Giorgia Burzio


Research project, writing, mapping
3D visualisation (Rhinoceros, Blender), 3D scanning 

in collaboration with Susanne Sjöberg, PhD 

traces in the mine, Ytterby (north of Stockholm)

Yttrium, Terbium, Ytterbium, Erbium. Those four metals are

some of the so-called Rare Earths and today are essential to

lighten up our screens and make our smartphones vibrate.

They all have been discovered in the rocks of a small mine

called Ytterby, in the swedish island Resarö, in the Stockholm

archipelago. The beautiful quartz rock, overlooking the sea,

embeds a tangled network of materials and contaminations

that stretches through time and space. Inspired by Timothy

Morton’s concept of nature, and Jane Bennett’s vibrant matter,

I spent many hours on the site, mapping and interacting with

the rocks, where all those metals have been found and that now

have contaminated the groundwater, spreading throughout the

area. The water leaking from the rocks’ cracks has been slowly

generating a proliferation of bacteria on the rocks walls. Water

and minerals, contamination and life
. Today, in the Rare Earths

mines in Inner Mongolia, toxic water dumps are spreading in

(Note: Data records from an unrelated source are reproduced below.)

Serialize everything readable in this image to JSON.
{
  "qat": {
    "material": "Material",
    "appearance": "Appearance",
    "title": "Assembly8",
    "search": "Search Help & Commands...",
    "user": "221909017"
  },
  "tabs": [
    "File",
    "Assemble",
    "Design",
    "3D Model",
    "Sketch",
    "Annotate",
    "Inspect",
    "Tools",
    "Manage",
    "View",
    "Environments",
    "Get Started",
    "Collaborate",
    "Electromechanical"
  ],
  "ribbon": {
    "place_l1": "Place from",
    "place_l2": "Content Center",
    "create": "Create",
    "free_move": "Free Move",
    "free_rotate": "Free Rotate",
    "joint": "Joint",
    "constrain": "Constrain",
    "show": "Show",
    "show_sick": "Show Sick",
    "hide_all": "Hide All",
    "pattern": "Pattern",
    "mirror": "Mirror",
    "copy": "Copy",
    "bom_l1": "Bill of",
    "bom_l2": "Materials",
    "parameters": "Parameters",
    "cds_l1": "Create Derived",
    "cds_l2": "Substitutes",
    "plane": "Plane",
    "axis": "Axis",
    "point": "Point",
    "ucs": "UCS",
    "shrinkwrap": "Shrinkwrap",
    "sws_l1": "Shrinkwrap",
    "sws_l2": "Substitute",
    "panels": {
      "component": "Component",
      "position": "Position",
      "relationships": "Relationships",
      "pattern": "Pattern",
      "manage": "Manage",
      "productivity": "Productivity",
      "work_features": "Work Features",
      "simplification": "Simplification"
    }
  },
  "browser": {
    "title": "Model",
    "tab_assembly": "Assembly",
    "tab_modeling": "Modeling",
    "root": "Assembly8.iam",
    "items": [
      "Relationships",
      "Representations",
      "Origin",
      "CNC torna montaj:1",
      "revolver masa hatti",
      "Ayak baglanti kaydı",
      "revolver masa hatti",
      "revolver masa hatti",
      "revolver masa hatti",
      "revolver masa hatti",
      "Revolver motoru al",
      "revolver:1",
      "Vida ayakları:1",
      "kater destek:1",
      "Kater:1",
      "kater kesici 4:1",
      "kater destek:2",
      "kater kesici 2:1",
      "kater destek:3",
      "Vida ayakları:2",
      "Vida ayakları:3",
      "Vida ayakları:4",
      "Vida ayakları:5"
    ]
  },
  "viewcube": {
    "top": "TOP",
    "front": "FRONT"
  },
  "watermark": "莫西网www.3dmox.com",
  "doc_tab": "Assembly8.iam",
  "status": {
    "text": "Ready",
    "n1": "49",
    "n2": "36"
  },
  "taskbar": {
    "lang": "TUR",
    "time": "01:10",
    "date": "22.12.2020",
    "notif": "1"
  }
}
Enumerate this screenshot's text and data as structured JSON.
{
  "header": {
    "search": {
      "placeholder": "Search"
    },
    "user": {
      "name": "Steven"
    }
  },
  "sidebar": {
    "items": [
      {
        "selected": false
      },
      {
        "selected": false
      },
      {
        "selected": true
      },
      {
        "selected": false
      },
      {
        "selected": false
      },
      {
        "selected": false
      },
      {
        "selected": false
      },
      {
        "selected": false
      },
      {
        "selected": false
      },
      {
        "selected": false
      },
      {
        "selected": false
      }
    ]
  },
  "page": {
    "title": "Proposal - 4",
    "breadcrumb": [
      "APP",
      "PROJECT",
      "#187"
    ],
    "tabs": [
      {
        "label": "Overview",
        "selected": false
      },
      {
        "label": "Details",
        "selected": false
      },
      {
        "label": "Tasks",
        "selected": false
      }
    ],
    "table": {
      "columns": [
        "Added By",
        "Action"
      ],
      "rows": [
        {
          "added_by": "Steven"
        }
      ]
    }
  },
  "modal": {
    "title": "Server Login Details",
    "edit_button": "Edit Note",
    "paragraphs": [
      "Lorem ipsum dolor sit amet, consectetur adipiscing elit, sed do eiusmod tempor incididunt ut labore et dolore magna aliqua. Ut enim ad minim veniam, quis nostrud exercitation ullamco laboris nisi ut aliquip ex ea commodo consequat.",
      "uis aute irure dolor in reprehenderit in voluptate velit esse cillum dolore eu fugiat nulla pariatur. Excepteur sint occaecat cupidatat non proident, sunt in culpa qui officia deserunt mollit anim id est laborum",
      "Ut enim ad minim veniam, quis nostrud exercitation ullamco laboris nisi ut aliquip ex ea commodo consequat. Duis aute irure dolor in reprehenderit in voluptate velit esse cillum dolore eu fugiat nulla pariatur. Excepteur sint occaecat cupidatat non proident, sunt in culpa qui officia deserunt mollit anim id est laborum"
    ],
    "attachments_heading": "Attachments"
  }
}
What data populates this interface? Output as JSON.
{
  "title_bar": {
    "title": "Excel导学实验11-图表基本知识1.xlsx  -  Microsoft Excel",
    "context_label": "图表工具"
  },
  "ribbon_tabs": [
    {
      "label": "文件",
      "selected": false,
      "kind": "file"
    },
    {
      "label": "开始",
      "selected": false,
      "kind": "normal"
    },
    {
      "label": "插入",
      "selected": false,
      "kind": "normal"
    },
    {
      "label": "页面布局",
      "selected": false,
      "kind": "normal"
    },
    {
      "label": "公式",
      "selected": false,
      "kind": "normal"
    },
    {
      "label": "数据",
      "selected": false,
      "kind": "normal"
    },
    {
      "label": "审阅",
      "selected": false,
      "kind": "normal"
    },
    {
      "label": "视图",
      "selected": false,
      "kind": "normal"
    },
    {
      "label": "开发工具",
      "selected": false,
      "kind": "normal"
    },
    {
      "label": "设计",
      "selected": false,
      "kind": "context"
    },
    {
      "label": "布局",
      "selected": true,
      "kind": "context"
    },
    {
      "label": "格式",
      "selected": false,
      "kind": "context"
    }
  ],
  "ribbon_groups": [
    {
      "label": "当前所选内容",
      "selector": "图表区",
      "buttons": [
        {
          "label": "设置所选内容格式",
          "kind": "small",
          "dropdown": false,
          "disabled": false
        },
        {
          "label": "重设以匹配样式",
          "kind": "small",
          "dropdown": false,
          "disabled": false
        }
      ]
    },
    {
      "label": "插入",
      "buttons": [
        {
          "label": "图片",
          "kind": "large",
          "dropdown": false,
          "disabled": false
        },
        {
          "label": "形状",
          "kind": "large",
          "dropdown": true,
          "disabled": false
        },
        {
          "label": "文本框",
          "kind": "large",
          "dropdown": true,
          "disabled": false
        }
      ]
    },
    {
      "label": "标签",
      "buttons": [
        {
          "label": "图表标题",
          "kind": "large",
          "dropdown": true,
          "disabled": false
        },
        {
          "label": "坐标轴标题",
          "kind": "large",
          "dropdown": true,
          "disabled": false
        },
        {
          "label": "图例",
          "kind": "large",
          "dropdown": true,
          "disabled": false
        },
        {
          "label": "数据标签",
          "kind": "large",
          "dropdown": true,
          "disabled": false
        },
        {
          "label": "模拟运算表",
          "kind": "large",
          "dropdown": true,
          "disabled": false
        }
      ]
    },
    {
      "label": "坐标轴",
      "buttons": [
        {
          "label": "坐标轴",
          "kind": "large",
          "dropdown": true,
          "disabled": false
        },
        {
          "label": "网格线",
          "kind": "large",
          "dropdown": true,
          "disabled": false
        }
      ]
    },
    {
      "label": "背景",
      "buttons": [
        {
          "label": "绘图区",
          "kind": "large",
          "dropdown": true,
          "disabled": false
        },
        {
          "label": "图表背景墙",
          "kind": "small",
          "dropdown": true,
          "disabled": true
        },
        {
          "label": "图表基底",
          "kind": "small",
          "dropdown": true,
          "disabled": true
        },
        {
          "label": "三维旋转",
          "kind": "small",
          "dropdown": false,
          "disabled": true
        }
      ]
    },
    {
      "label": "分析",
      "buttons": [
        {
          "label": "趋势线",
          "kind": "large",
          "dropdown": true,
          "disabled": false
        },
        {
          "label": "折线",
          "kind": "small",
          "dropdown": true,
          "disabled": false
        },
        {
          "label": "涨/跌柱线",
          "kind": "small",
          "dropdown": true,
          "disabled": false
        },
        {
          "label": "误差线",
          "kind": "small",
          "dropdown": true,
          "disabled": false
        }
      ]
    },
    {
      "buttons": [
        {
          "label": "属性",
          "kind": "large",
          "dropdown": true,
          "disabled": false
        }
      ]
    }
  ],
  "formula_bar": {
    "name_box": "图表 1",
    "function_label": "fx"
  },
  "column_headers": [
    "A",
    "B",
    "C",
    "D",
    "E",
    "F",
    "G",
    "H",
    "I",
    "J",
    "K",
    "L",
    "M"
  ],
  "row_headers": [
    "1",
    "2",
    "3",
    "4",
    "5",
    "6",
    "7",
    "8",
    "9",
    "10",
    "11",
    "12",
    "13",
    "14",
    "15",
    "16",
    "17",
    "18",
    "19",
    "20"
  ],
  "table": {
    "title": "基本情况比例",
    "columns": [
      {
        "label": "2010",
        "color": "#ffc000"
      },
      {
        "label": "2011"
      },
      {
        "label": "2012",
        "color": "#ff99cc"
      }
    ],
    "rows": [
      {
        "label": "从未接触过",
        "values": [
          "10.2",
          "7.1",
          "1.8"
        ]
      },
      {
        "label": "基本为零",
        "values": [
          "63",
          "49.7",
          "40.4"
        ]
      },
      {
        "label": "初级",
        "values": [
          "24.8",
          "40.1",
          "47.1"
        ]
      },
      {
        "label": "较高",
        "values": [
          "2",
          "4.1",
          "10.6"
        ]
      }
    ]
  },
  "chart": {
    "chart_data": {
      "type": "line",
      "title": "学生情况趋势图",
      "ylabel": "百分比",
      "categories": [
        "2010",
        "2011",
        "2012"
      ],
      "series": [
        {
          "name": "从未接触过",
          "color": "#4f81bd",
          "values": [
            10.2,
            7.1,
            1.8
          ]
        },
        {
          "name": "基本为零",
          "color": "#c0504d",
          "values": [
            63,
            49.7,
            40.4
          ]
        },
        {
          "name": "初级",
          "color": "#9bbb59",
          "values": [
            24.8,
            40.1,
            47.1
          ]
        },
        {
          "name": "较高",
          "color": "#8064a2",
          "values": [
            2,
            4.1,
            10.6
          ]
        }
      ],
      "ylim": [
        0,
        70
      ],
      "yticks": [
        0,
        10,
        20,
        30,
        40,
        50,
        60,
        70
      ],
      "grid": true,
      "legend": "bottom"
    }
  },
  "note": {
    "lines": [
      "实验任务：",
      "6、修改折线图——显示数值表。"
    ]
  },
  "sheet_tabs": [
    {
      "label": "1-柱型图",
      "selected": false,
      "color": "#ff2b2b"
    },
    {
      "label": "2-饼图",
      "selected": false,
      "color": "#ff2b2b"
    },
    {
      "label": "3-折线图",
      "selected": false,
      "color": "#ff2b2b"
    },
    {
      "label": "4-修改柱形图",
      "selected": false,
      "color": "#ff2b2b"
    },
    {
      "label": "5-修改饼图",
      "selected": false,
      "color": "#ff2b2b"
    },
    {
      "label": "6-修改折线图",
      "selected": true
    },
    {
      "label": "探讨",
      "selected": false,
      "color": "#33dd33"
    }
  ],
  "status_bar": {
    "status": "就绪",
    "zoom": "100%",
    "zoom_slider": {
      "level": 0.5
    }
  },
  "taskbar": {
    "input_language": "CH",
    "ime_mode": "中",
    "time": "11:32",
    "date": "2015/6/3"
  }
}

massive lakes that seem never-ending by sight.

The outcomes of the reflection are the graphical material, maps, on-site drawings and a series of reflective objects, including a mirror and an acupuncture kit. The objects and a short video have been exhibited with the purpose of making noticeable the interconnectedness of things.

from exhibition at Konstfack, 2020 -- print on acrylic, silicon props